- [DATA FOR THIS TASK]
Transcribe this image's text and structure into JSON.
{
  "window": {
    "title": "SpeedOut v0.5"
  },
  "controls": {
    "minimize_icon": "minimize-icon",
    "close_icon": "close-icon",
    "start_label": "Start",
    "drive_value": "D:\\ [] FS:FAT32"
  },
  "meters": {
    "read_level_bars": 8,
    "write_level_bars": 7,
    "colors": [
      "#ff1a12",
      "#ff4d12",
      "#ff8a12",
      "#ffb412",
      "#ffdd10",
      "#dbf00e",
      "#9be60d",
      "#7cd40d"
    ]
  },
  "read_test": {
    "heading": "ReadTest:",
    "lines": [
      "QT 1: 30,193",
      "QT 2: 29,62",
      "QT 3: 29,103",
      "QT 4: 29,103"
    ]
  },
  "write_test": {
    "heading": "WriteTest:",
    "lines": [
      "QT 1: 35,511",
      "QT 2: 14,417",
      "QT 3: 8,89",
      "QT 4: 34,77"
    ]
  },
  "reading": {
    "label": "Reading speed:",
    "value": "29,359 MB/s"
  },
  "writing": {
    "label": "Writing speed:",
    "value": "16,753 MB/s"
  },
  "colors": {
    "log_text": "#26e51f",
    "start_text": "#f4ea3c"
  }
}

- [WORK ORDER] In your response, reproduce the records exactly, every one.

- [RESULT]
Transcribe this image's text and structure into JSON.
{
  "window": {
    "title": "SpeedOut v0.5"
  },
  "controls": {
    "minimize_icon": "minimize-icon",
    "close_icon": "close-icon",
    "start_label": "Start",
    "drive_value": "D:\\ [] FS:FAT32"
  },
  "meters": {
    "read_level_bars": 8,
    "write_level_bars": 7,
    "colors": [
      "#ff1a12",
      "#ff4d12",
      "#ff8a12",
      "#ffb412",
      "#ffdd10",
      "#dbf00e",
      "#9be60d",
      "#7cd40d"
    ]
  },
  "read_test": {
    "heading": "ReadTest:",
    "lines": [
      "QT 1: 30,193",
      "QT 2: 29,62",
      "QT 3: 29,103",
      "QT 4: 29,103"
    ]
  },
  "write_test": {
    "heading": "WriteTest:",
    "lines": [
      "QT 1: 35,511",
      "QT 2: 14,417",
      "QT 3: 8,89",
      "QT 4: 34,77"
    ]
  },
  "reading": {
    "label": "Reading speed:",
    "value": "29,359 MB/s"
  },
  "writing": {
    "label": "Writing speed:",
    "value": "16,753 MB/s"
  },
  "colors": {
    "log_text": "#26e51f",
    "start_text": "#f4ea3c"
  }
}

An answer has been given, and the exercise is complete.